New York- London-Aden- Conflicts and devastation across the Middle East had led to countless children losing their entitled childhood. Dozens of reports document the daily suffering of a child growing up in war zones, in some cases showing challenges that can barely be overcome by a fully grown adult being taken on by mere children. Starvation, war, displacement, armed recruitment and arrests all are tragedies highlighting a dashing number of Middle Eastern children’s day-to-day life.
No essay or report can hold a candle to the unfortunate events and heartbreaks faced by children born into swathes of warzones in the world.
Over 60 percent of Syria’s children have been deprived of their right to education—children in war-ravaged eastern Aleppo, and those surviving in areas under deadlock are dancing with death as starvation and disease spread with the continued lack and medical and food aid.
Neighboring Iraq is no less of a tragedy, with at least a million children facing the tough life in the swamps of makeshift camps. Hundreds of Palestinian kids are spending their childhoods behind Israeli prison bars.
And perhaps the most appalling abuse facing the youth of the Arab world, is the unwarranted recruitment of children in Yemen by coup militias, denying them the basic human rights and the promise of a better tomorrow.
The Universal Children’s Day, Nov.20, should serve as a reminder that the world must commit itself to the protection and fulfillment of children’s rights everywhere.
Highlighting the plight of millions of children around the world, the head of United Nations Children’s Fund, UNICEF, has called on everyone to recommit themselves to protect the rights of every child.
“When we protect their rights, we are not only preventing their suffering. We are not only safeguarding their lives. We are protecting our common future,” said the UNICEF Executive Director, Anthony Lake, in his message on Universal Children’s Day.
Established on 20 November 1954, U.N. Universal Children’s Day promotes international togetherness, awareness among children worldwide, and improving children’s welfare.
Nov.20 also marks the day in 1989 when the U.N. General Assembly adopted the Convention on the Rights of the Child, a human rights treaty that changed the way children are viewed and treated as human beings with a distinct set of rights instead of as passive objects of care and charity.
Further in his message, Lake called on the world to confront the “uncomfortable truth” that around the planet, the rights of millions of children are being violated every day.
Blood-Soaked Innocence, Suffering Facing Syria’s Children
The Syrian Network for Human Rights (SNHR) report in June documented the killing of 19,773 children at the hands of regime forces since March 2011 including 297 children who were killed by snipers and 159 who died under torture.
The report notes that 10,891 have experienced detention at regime forces detention centers as there are 2,716 children who are still under arrest.
The report also points out that 37,000 children have lost their fathers at least while about 6,000 have lost their mothers.
Additionally, the report documents that 4,083 educational facilities have been damaged which resulted in no less than 2 million children losing access to an education in Syria. Furthermore, regime forces recruited hundreds of children in direct and indirect combative operations.

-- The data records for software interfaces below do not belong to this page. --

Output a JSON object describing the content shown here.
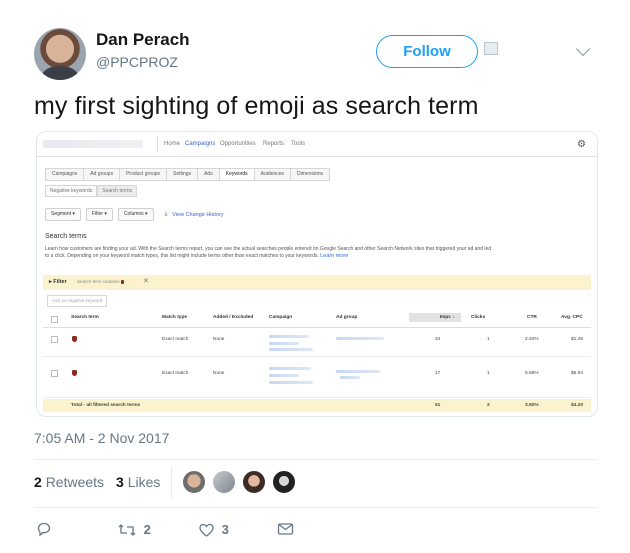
{
  "author": {
    "name": "Dan Perach",
    "handle": "@PPCPROZ"
  },
  "follow_label": "Follow",
  "tweet_text": "my first sighting of emoji as search term",
  "screenshot": {
    "nav": [
      "Home",
      "Campaigns",
      "Opportunities",
      "Reports",
      "Tools"
    ],
    "tabs": [
      "Campaigns",
      "Ad groups",
      "Product groups",
      "Settings",
      "Ads",
      "Keywords",
      "Audiences",
      "Dimensions"
    ],
    "subtabs": [
      "Negative keywords",
      "Search terms"
    ],
    "buttons": [
      "Segment ▾",
      "Filter ▾",
      "Columns ▾"
    ],
    "history_link": "View Change History",
    "section_title": "Search terms",
    "description": "Learn how customers are finding your ad. With the Search terms report, you can see the actual searches people entered on Google Search and other Search Network sites that triggered your ad and led to a click. Depending on your keyword match types, this list might include terms other than exact matches to your keywords.",
    "learn_more": "Learn more",
    "filter_label": "▸ Filter",
    "filter_chip": "Search term contains",
    "add_negative": "Add as negative keyword",
    "columns": [
      "Search term",
      "Match type",
      "Added / Excluded",
      "Campaign",
      "Ad group",
      "Impr.",
      "Clicks",
      "CTR",
      "Avg. CPC"
    ],
    "rows": [
      {
        "match_type": "Exact match",
        "added": "None",
        "impr": "34",
        "clicks": "1",
        "ctr": "2.94%",
        "cpc": "$1.45"
      },
      {
        "match_type": "Exact match",
        "added": "None",
        "impr": "17",
        "clicks": "1",
        "ctr": "5.88%",
        "cpc": "$6.94"
      }
    ],
    "total": {
      "label": "Total - all filtered search terms",
      "impr": "51",
      "clicks": "2",
      "ctr": "3.92%",
      "cpc": "$4.20"
    }
  },
  "timestamp": "7:05 AM - 2 Nov 2017",
  "stats": {
    "retweets": "2",
    "retweets_label": "Retweets",
    "likes": "3",
    "likes_label": "Likes"
  },
  "actions": {
    "retweet_count": "2",
    "like_count": "3"
  },
  "colors": {
    "accent": "#1da1f2",
    "muted": "#657786",
    "filter_bg": "#fbf3cd"
  }
}
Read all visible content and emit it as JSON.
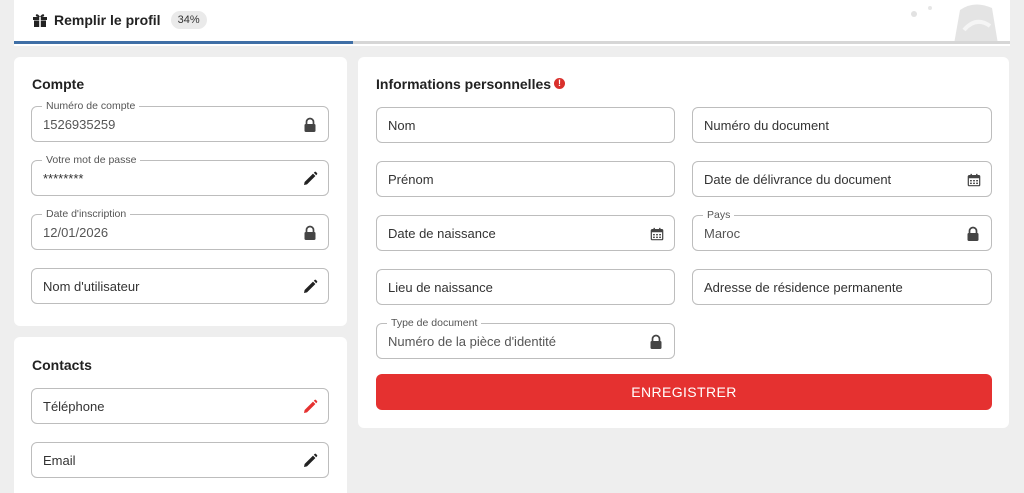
{
  "header": {
    "title": "Remplir le profil",
    "progress_label": "34%",
    "progress": 0.34
  },
  "account": {
    "title": "Compte",
    "account_number": {
      "label": "Numéro de compte",
      "value": "1526935259",
      "icon": "lock-icon"
    },
    "password": {
      "label": "Votre mot de passe",
      "value": "********",
      "icon": "pencil-icon"
    },
    "registration_date": {
      "label": "Date d'inscription",
      "value": "12/01/2026",
      "icon": "lock-icon"
    },
    "username": {
      "placeholder": "Nom d'utilisateur",
      "icon": "pencil-icon"
    }
  },
  "contacts": {
    "title": "Contacts",
    "phone": {
      "placeholder": "Téléphone",
      "icon": "pencil-icon",
      "icon_color": "#e53130"
    },
    "email": {
      "placeholder": "Email",
      "icon": "pencil-icon"
    }
  },
  "personal": {
    "title": "Informations personnelles",
    "alert_icon": "exclamation-icon",
    "last_name": {
      "placeholder": "Nom"
    },
    "document_number": {
      "placeholder": "Numéro du document"
    },
    "first_name": {
      "placeholder": "Prénom"
    },
    "document_issue_date": {
      "placeholder": "Date de délivrance du document",
      "icon": "calendar-icon"
    },
    "birth_date": {
      "placeholder": "Date de naissance",
      "icon": "calendar-icon"
    },
    "country": {
      "label": "Pays",
      "value": "Maroc",
      "icon": "lock-icon"
    },
    "birth_place": {
      "placeholder": "Lieu de naissance"
    },
    "permanent_address": {
      "placeholder": "Adresse de résidence permanente"
    },
    "document_type": {
      "label": "Type de document",
      "value": "Numéro de la pièce d'identité",
      "icon": "lock-icon"
    },
    "save_label": "ENREGISTRER"
  },
  "colors": {
    "accent": "#e53130",
    "progress": "#3f6fa6",
    "background": "#eeeeee"
  }
}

As for ISIS, the report says that ISIS hardliners have perpetrated war crimes that include indiscriminate bombing, extrajudicial killing, torture, physical violence, enforced conscription, and using schools as military centers. At least 351 children have been killed by ISIS since the terror organization emerged in April 2013, while 217 children are being arrested by ISIS.
The report also sheds light on the children who were born in refuge-granting countries and don’t have any of their necessary identification documents. The SNHR estimates that at least 148,000 children among refugees have no identification papers.
The report calls upon the international community to uphold its responsibilities to end the conflict in Syria, deliver proper aid to children in besieged areas, and force mainly the Syrian regime to end the siege. Also, the report urges the international community to further support neighboring countries in order to provide better healthcare and education.
Iraq’s Children Captive to Trenches of Displacement, Labor
Regional conflict has adversely affected the development and well-being of children, beginning in 2012 with the arrival of almost 250,000 Syrian refugees into the Kurdistan region of Iraq.
This was followed by the eruption of conflict within Iraq in early 2014. Both events have thrown children’s lives into chaos, disrupted education for millions of children, and made them more vulnerable to deadly diseases such as polio and cholera.
As of mid-2016, 3.4 million Iraqis – almost 10% of the population – are now displaced, and millions more are in need of urgent humanitarian assistance. This massive internal displacement, as well as conflict-related economic decline, have put enormous strain on the host communities and strained social systems.
Since 2014, UNICEF has verified 869 child deaths, and 834 child injuries in Iraq. The actual number is likely to be much higher. Nearly 1 million school-aged children are internally displaced, and 70 per cent of them have lost an entire year of school, placing them at increased risk of early marriage, child labor, and recruitment into armed groups.